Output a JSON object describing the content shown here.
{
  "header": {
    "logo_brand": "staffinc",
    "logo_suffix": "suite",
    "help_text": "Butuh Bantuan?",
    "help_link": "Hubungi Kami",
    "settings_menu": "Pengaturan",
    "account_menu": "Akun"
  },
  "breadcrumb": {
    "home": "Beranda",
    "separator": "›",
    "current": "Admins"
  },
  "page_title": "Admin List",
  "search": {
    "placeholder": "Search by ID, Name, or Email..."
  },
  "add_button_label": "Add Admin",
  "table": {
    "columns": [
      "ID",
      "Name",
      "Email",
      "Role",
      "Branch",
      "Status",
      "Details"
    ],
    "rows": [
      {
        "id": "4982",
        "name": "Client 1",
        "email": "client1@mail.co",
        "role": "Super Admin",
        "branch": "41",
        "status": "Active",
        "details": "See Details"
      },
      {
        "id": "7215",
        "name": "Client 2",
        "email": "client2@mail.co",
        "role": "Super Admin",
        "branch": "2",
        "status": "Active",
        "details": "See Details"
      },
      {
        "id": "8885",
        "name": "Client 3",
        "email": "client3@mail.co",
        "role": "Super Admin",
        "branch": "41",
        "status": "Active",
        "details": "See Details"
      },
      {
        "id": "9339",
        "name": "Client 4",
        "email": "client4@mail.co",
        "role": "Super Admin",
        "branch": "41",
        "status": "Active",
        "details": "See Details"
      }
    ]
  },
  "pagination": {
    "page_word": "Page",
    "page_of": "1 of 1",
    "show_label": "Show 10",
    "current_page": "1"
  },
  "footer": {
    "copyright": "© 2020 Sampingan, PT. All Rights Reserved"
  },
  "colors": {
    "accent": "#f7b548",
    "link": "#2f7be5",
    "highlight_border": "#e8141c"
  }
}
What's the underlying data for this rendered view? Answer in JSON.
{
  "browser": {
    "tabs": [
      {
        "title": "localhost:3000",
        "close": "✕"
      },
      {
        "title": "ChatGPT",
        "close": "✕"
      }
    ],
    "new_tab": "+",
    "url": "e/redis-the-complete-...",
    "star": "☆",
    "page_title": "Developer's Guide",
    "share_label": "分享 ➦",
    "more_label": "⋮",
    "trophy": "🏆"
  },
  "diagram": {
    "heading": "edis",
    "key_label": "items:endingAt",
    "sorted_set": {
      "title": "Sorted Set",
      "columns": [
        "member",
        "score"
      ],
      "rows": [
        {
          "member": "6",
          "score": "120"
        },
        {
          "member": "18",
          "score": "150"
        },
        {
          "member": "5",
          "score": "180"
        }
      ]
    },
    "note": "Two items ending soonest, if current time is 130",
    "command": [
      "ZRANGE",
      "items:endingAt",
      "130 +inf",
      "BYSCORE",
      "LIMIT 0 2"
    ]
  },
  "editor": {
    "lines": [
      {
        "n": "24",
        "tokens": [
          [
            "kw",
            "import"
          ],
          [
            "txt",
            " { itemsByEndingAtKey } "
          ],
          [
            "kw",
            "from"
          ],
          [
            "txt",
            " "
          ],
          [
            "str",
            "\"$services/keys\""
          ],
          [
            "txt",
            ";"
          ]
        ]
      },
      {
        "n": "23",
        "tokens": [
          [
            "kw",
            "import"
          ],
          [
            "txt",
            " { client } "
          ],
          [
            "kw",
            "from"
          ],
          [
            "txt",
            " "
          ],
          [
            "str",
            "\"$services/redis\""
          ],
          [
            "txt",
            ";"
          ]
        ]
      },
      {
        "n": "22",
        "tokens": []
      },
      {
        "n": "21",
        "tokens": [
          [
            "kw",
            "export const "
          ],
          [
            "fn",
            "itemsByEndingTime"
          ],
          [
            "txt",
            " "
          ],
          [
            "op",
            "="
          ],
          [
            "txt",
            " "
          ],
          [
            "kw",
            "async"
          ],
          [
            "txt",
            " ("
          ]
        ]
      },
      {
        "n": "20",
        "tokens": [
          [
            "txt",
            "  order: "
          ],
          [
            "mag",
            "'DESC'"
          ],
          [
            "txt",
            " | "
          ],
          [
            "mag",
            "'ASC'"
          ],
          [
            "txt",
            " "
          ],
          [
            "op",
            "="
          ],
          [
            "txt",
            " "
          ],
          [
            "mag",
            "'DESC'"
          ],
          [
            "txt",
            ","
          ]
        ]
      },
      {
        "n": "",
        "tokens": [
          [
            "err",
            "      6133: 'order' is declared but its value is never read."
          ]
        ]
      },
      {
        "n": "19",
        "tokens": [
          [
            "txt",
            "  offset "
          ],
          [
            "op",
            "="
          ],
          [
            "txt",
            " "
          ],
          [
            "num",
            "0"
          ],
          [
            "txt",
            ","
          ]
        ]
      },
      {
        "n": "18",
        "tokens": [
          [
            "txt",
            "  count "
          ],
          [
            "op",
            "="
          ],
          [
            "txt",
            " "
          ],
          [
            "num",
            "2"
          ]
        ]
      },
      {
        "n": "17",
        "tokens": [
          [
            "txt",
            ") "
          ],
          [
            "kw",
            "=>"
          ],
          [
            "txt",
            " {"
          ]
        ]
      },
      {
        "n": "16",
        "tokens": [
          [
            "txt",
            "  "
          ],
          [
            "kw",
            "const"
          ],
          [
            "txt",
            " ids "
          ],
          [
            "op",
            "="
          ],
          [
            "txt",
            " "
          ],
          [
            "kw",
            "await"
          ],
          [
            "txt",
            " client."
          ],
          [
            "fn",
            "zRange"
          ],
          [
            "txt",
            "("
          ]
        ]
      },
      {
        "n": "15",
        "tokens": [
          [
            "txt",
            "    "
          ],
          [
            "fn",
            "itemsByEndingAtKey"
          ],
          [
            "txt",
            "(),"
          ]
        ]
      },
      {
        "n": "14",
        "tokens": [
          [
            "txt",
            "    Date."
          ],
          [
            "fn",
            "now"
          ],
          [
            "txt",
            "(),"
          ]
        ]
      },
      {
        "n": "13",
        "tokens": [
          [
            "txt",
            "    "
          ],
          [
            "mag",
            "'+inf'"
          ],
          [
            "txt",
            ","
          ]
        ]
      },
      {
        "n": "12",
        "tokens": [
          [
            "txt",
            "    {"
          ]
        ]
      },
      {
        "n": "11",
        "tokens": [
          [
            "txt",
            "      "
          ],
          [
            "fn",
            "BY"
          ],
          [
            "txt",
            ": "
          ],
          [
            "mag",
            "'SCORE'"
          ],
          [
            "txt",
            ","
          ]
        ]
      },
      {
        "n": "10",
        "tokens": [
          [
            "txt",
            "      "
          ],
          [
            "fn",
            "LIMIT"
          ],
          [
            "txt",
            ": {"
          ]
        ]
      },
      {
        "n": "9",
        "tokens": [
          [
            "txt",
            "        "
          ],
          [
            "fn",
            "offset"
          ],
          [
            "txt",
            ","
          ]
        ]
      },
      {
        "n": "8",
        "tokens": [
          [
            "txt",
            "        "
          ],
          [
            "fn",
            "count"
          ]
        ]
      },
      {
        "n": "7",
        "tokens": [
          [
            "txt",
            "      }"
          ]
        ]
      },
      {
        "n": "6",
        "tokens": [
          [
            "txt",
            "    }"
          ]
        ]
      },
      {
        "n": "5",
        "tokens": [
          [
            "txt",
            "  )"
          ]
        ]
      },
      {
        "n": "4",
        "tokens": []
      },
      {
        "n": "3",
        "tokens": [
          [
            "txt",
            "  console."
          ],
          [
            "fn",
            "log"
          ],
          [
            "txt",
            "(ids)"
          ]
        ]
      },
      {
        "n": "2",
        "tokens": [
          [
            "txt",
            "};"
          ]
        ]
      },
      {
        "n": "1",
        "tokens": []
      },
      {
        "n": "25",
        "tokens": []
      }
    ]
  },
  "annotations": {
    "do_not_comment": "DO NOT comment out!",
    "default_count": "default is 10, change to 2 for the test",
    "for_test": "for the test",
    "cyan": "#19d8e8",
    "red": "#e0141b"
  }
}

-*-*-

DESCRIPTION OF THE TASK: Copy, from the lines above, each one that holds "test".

SOLUTION:
    "default_count": "default is 10, change to 2 for the test",
    "for_test": "for the test",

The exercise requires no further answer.